Bran may have had a vision at some point that led him to think that he was going to become king, but that doesn’t mean that he knew about it all along. He didn’t “warg” into people so they did what he wanted. Bran can witness events in the past and can know what is happening in the present in other places via the birds. And he has prophetic visions about the future, like the dream he had in season two about the sea getting to Winterfell. Jojen Reed had the same type of visions.
There were so many scenes that I loved in the last three episodes. Jon’s speech at the beginning of episode four was poignant and the perfect farewell to those who had died during the battle at Winterfell. And Tormund was hilarious during the feast. In the same episode, the conversation between Jon and Daenerys was fantastically acted. From her point of view, it made sense not wanting Jon to tell his family about his true parents, but she was also being selfish and manipulative just for power. Had she bothered to think about him and how he felt?
The conversations between the characters were few but wonderful. I loved Tyrion’s interactions with Varys, Jaime and Jon. Sandor convincing Arya to give up killing Cersei was also splendid. I’ve been rooting for her since the beginning and was so glad that she managed to put revenge aside. Jon saying goodbye to the other Starks and reuniting with Ghost had me in tears.

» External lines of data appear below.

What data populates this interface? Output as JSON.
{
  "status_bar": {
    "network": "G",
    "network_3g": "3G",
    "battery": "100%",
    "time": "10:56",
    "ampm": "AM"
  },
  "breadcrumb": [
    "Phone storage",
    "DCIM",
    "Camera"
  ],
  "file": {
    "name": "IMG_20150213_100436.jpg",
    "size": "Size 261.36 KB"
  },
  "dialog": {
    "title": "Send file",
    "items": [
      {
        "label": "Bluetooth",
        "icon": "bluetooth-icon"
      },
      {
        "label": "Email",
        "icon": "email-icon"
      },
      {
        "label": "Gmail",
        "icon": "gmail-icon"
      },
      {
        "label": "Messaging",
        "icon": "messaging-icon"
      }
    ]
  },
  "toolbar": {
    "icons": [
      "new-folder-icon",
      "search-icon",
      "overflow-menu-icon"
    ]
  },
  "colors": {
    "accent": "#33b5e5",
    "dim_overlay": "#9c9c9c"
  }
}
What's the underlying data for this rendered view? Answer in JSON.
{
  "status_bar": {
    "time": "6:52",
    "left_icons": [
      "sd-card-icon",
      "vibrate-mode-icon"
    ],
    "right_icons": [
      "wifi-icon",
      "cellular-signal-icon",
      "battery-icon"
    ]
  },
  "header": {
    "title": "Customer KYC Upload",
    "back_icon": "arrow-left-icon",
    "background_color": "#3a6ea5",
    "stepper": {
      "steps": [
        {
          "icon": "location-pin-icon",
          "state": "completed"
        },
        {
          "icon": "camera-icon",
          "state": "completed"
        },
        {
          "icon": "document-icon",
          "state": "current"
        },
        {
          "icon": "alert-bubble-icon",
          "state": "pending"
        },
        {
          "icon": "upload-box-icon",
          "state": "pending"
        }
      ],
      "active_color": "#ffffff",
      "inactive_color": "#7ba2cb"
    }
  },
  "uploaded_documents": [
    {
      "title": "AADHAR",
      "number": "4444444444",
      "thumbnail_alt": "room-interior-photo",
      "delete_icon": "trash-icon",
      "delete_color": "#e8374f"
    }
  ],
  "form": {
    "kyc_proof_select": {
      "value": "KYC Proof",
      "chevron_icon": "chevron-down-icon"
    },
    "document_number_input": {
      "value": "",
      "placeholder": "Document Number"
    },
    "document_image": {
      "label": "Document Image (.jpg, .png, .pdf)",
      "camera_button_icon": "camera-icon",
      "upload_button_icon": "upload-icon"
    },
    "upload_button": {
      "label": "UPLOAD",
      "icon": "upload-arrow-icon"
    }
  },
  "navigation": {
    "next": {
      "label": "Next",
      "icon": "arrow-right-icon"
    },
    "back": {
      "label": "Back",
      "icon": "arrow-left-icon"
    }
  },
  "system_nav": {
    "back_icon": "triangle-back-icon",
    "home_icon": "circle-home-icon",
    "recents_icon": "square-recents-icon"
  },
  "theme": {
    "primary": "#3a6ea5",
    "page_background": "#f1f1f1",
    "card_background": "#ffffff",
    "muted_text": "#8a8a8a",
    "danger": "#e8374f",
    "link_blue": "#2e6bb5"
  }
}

Not everything was perfect, though. I wish there had been more conversations between the characters so their state of mind was even clearer. I would have liked to see more of Cersei, for example. They could have shown the northern armies around King’s Landing during the meeting of the Lords. Sansa said they were there when they were threatening to kill Jon. It would have increased the sense of tension and the pressing need for peace. I didn’t want to see Arya and Sansa being told the truth about Jon’s parents (that story had already been told twice this season), but we should have been shown their immediate reactions somehow. Also, the way Rhaegal died required a huge suspension of disbelief. Those ships were not that well-hidden. This didn’t prevent me from highly enjoying this season, however. The difference is that it could have been perfect and it wasn’t.
The overall message for me is that power and desire for revenge can corrupt people, be they men or women. And, at the end of the day, humans are their worst enemies. Also, hereditary systems are unfair, because there is no way of knowing if the descendants will be worthy of the title. On reflection, that saying about how every time a Targaryen is born the realm holds its breath was justified because regardless of their abilities they would be the ones ruling. The problem was not only the Targaryens themselves, though. It was the system. Robert didn’t have any worthy heirs neither. That is why Tyrion mentions that it’s a good thing that Bran can have no heirs. When he dies, they will choose someone else that they consider worthy.
I’m sorry that I turned this edition of my monthly favourites into a rambling essay about Game of Thrones. But I had many thoughts to share, particularly after seeing so much negativity online. You’ll probably be pleased to know that I won’t be writing about it again anytime soon. In case you’re interested in my opinion about the first three episodes, I mentioned them in my monthly favourites from April.
These are my favourites from May! Which are yours? Tell me in the comments!